Problem statement
Please write out each entry exactly as it appears.
[Opening Dataset records section]
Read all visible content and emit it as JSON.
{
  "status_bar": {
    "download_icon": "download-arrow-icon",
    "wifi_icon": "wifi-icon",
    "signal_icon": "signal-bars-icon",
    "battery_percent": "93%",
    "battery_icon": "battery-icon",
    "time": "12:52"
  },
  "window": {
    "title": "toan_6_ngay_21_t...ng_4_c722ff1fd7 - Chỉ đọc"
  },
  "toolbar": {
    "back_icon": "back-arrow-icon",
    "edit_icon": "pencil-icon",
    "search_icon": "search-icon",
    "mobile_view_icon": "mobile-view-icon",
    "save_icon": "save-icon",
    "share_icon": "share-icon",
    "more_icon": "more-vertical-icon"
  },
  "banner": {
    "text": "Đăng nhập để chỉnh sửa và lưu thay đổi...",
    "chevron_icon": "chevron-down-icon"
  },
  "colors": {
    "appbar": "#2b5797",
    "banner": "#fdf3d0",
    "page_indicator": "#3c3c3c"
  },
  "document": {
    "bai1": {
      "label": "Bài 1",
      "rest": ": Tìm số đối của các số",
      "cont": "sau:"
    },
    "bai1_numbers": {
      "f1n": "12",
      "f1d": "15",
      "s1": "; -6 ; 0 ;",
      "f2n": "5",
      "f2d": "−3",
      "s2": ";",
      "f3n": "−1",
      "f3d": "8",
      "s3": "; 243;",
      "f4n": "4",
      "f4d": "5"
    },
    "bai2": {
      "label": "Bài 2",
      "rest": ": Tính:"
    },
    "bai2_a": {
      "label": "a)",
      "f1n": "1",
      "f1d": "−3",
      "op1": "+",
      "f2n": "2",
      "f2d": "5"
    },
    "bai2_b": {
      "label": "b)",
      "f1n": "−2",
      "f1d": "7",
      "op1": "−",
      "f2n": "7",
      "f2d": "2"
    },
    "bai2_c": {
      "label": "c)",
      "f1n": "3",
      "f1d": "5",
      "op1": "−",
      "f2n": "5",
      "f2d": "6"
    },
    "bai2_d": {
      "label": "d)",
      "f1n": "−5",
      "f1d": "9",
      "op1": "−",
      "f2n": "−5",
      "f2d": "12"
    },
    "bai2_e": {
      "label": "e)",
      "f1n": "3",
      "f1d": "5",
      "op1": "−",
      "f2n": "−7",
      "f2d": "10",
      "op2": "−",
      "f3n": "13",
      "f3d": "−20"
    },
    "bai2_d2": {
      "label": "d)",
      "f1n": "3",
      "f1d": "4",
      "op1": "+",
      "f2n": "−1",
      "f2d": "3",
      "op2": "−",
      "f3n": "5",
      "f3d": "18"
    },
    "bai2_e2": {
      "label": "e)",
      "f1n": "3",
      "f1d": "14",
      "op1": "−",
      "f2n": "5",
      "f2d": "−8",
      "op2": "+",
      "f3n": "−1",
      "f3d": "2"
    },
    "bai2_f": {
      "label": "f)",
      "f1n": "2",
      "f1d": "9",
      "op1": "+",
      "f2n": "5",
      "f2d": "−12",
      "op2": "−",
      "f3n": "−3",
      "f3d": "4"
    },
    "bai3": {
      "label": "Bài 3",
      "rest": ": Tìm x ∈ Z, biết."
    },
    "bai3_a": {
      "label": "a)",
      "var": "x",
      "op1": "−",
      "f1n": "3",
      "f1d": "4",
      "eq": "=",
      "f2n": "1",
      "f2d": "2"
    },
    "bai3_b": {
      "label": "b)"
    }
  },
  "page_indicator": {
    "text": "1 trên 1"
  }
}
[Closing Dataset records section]
Solution below
Read all visible content and emit it as JSON.
{
  "status_bar": {
    "download_icon": "download-arrow-icon",
    "wifi_icon": "wifi-icon",
    "signal_icon": "signal-bars-icon",
    "battery_percent": "93%",
    "battery_icon": "battery-icon",
    "time": "12:52"
  },
  "window": {
    "title": "toan_6_ngay_21_t...ng_4_c722ff1fd7 - Chỉ đọc"
  },
  "toolbar": {
    "back_icon": "back-arrow-icon",
    "edit_icon": "pencil-icon",
    "search_icon": "search-icon",
    "mobile_view_icon": "mobile-view-icon",
    "save_icon": "save-icon",
    "share_icon": "share-icon",
    "more_icon": "more-vertical-icon"
  },
  "banner": {
    "text": "Đăng nhập để chỉnh sửa và lưu thay đổi...",
    "chevron_icon": "chevron-down-icon"
  },
  "colors": {
    "appbar": "#2b5797",
    "banner": "#fdf3d0",
    "page_indicator": "#3c3c3c"
  },
  "document": {
    "bai1": {
      "label": "Bài 1",
      "rest": ": Tìm số đối của các số",
      "cont": "sau:"
    },
    "bai1_numbers": {
      "f1n": "12",
      "f1d": "15",
      "s1": "; -6 ; 0 ;",
      "f2n": "5",
      "f2d": "−3",
      "s2": ";",
      "f3n": "−1",
      "f3d": "8",
      "s3": "; 243;",
      "f4n": "4",
      "f4d": "5"
    },
    "bai2": {
      "label": "Bài 2",
      "rest": ": Tính:"
    },
    "bai2_a": {
      "label": "a)",
      "f1n": "1",
      "f1d": "−3",
      "op1": "+",
      "f2n": "2",
      "f2d": "5"
    },
    "bai2_b": {
      "label": "b)",
      "f1n": "−2",
      "f1d": "7",
      "op1": "−",
      "f2n": "7",
      "f2d": "2"
    },
    "bai2_c": {
      "label": "c)",
      "f1n": "3",
      "f1d": "5",
      "op1": "−",
      "f2n": "5",
      "f2d": "6"
    },
    "bai2_d": {
      "label": "d)",
      "f1n": "−5",
      "f1d": "9",
      "op1": "−",
      "f2n": "−5",
      "f2d": "12"
    },
    "bai2_e": {
      "label": "e)",
      "f1n": "3",
      "f1d": "5",
      "op1": "−",
      "f2n": "−7",
      "f2d": "10",
      "op2": "−",
      "f3n": "13",
      "f3d": "−20"
    },
    "bai2_d2": {
      "label": "d)",
      "f1n": "3",
      "f1d": "4",
      "op1": "+",
      "f2n": "−1",
      "f2d": "3",
      "op2": "−",
      "f3n": "5",
      "f3d": "18"
    },
    "bai2_e2": {
      "label": "e)",
      "f1n": "3",
      "f1d": "14",
      "op1": "−",
      "f2n": "5",
      "f2d": "−8",
      "op2": "+",
      "f3n": "−1",
      "f3d": "2"
    },
    "bai2_f": {
      "label": "f)",
      "f1n": "2",
      "f1d": "9",
      "op1": "+",
      "f2n": "5",
      "f2d": "−12",
      "op2": "−",
      "f3n": "−3",
      "f3d": "4"
    },
    "bai3": {
      "label": "Bài 3",
      "rest": ": Tìm x ∈ Z, biết."
    },
    "bai3_a": {
      "label": "a)",
      "var": "x",
      "op1": "−",
      "f1n": "3",
      "f1d": "4",
      "eq": "=",
      "f2n": "1",
      "f2d": "2"
    },
    "bai3_b": {
      "label": "b)"
    }
  },
  "page_indicator": {
    "text": "1 trên 1"
  }
}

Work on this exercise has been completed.